And the next one out of the blocks is Agent’s of S.H.I.E.L.D. for it’s fourth and, probably, last season. And it’s a brand-new dynamic, at least to begin with, because the old gang’s broken up, and nobody gets to see each other any more, and nobody quite trusts each other any more, although that’s probably got a lot to do with the new Director, who’s being made out to be something of an artificial mystery, because nobody refers to him as anything other than The Director. I think we can safely say it’s not Samuel L. Jackson.
Anyway, The Director has split the gang up, made them into Heads of things, not because they’re experts but because they had to be split up. Coulson and Mac are in the field, flying around on the Zephyr for six weeks and more at a time. Daisy’s gone rogue, as we knew from last season’s teaser. She’s publicly known as Quake, she’s knocking over banks, warmongers, financiers, The Director’s not only taken Coulson and Mac off the case, they’re positively forbidden to pursue her and the military have been ordered to shoot to kill.
May is head of a Strike Force, Fitz and Simmons have been split up professionally, he still in the Lab and she as Assistant to The Director, which means nobody trusts her before she angrily turns on a rather bitchy May and points out that she’s gone for such power in order to have some control over the gang of them and keep all their balls in the air.

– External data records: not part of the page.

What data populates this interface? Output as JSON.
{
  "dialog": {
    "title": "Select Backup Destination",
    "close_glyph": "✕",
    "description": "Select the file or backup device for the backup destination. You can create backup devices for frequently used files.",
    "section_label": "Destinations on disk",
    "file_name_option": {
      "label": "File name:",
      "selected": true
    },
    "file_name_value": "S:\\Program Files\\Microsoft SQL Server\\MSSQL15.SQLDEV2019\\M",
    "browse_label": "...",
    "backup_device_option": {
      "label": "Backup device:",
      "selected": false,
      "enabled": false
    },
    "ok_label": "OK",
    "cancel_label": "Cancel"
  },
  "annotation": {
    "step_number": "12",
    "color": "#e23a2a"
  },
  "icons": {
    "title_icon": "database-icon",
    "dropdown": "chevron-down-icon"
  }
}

Brett Dalton’s moved on, of course, having run out of roles to be reincarnated in, and his place in the cast is taken by none other than John Hannah, continuing as Dr Radcliffe, pardoned on condition he does no experimental or unapproved work. Naturally, he’s followed that stricture to the letter, except for creating a beautiful naked woman artificial being (a S.H.I.E.L.D. Life Model Decoy, from the comics, oh so very long ago) to disturb Fitz whilst he’s watching Aberdeen versus Inverness Caley Thistle in the Cup Final. Unfortunately for future harmonious relationships, Fitz decides they have to keep schtum, and that includes Simmons. For her own good, naturally.
So everyone’s running around in their own circles to begin with, which makes the episode a bit disjointed. But the early evidence seems to be that we’re going for a more superhero-tinged approach this year, with the introduction of the Ghost Rider, albeit one who drives a car, not a bicycle: the FX on his transformation into a burning skull are bloody good.
And a weapon has been unleashed, something released from a box, something that affects people, turns them paranoid and mad and lethal, makes their eye-sockets go crazy dark and cracked. It looks like a ghost, a woman ghost. And it’s in Coulson…
So here we go. Obviously, we need to get the comradeship back, and pretty damned soon because, refreshment or not, this split up bunch aren’t going to work that well at loggerheads. We need to see The Director and give him a name. Oh, and Robbie, the Ghost Rider, has this little tic or schtick about snapping his key ring round into his hand, which is already bloody irritating.
But that, I suppose, we’re stuck with.